Dir. by Michel Gondry - 1 hr. 43 min.
by Clayton Hollifield
Documentary films can be a strange beast - often they're filmed to document something that's happening that might not be getting the attention it ought to. "Dave Chappelle's Block Party" is a different kind of film; the event was created in order to make a film about it. That's surely not the only purpose behind "Block Party," those are myriad. It's a notable film because, firstly, the music is fantastic, and also because it's the sort of thing that maybe only Dave Chappelle could pull off at this specific point in time, because of his level of fame and because of the musicians that he organically knew. The result is a snapshot of a time when there was a lot of goodwill between a group of musicians, and when Chappelle wanted to do something cool for people, and could pull it off.
There's not much purpose talking about the plot here; "Block Party" is comprised of three elements. There's the musical performances, there's interviews and rehearsal footage, and there's the times where Chappelle is wandering around, just talking to people. How much you enjoy the music might depend on how much you enjoy the particular acts featured. And part of that will depend on how you view rap music, something that Chappelle addresses a couple of times. One local Brooklyn woman says that she doesn't enjoy it because of the foul language, which seems like a lame surface stereotype of rap music (and particularly of some of the acts included in the film), but when the interview butts up against Chappelle swearing freely during comedy bits (as well as unedited musical performances), it becomes a bigger criticism. Aside from dead prez and a very early Kanye West, none of the musical acts in this lineup are what you'd consider confrontational or hardcore (I mean, we're talking about acts like the Fugees, whose biggest hit was a reworking of a Roberta Flack song, the Roots, who are now Jimmy Fallon's late-night house band, and Erykah Badu - this is an eclectic and somewhat artsy batch of musicians).

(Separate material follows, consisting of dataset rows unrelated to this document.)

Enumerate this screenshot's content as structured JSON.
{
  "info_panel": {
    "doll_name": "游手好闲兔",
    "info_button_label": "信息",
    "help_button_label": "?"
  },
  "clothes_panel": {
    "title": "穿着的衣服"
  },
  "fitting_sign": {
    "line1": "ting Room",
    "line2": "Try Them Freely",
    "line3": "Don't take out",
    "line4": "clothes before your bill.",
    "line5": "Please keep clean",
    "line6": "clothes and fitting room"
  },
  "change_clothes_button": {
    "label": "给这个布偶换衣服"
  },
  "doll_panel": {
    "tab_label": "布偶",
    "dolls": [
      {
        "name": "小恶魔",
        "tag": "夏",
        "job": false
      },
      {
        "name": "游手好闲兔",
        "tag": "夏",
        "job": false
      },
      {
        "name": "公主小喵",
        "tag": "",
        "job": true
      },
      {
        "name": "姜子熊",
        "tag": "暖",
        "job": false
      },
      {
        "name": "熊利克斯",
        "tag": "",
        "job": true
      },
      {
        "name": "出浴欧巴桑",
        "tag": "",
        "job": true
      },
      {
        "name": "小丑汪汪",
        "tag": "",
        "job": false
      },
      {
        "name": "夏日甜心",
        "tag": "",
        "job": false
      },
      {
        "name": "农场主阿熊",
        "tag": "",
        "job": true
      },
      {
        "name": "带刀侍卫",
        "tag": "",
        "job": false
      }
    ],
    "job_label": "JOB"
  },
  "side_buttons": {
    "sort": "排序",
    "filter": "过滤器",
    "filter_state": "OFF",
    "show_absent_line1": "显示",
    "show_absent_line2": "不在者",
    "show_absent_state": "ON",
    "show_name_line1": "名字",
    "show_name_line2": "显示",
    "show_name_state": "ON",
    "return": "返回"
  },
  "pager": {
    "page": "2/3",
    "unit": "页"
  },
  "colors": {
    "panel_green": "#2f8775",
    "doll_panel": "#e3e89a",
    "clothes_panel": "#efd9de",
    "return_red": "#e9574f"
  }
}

But director Michel Gondry lets the woman raise the point, and doesn't try to ease up on the harsh language afterwards to try and make the woman look silly. The question hangs in the air; is this merely a cultural divide, artists either not having the awareness of what their actions look like or just not caring that they're alienating people, or is the hypersensitivity of language some sort of coded racist criticism towards a surface detail of urban black music? This might seem like a minor detail to a performance film, but it's an important one. There's no real attempt to provide a concrete answer, and I don't think there's an easy one available. I suspect one of the reasons that so many artists signed on for this film is that it was conceived as a genuine attempt to unite people, to reach out through music to provide something memorable and fun for people that might not get that opportunity often. But even so, every piece of art is not for everyone, and sometimes you just can't get past whatever resistance has already been established.
A big part of the charm of "Block Party" is that the cool moments keep popping up. There are musical moments that are meaningful, like the Fugees re-uniting to headline the whole she-bang (it was just supposed to be Lauryn Hill, but her record label refused to clear her solo songs for use in the movie, so she figured out a work-around). The Fugees don't even seem to get along here; there's a halting, carefully-worded rehearsal interview with all three, where all three members are careful not to say anything that might scuttle the next day's performance. But when they take the stage, it's magical, and it's easy to see why fans are frustrated with their inactivity. There are also small moments, like seeing Chappelle talking with area kids at a youth center, or wandering through a giant, bizarre house with it's owners, that are spell-binding. But the other big cool moment involves Chappellle coming across a college marching band in his hometown in central Ohio, and decided to invite them to come to the Brooklyn show. It's touch-and-go, but the charter buses get paid for and everything works out, and the band gets to perform "Jesus Walks" with Kanye West (!).
"Dave Chappelle's Block Party" captures a moment where a lot of things seemed possible, a moment of optimism and enthusiasm and unity. It was supposed to be a feel-good event, and it certainly comes off that way. But watching this film now, it's frustrating to know what would be in store for some of the people involved, particularly the two central figures. This was kind of Chappelle's last hurrah before retreating (some day, someone's going to write a book about Chappelle's last ten years, and it's going to be required reading), and you could arguably say the same thing about Lauryn Hill, except she'd already retreated at the point in time when this film was made, and is only now hesitantly popping her head back up, and not entirely because she wants to. But the music is top-notch, the film flies by, and if this isn't quite "Wattstax," it's a worthwhile snapshot of a musical scene, with an appreciative audience enjoying a good time.
4 / 5 - TV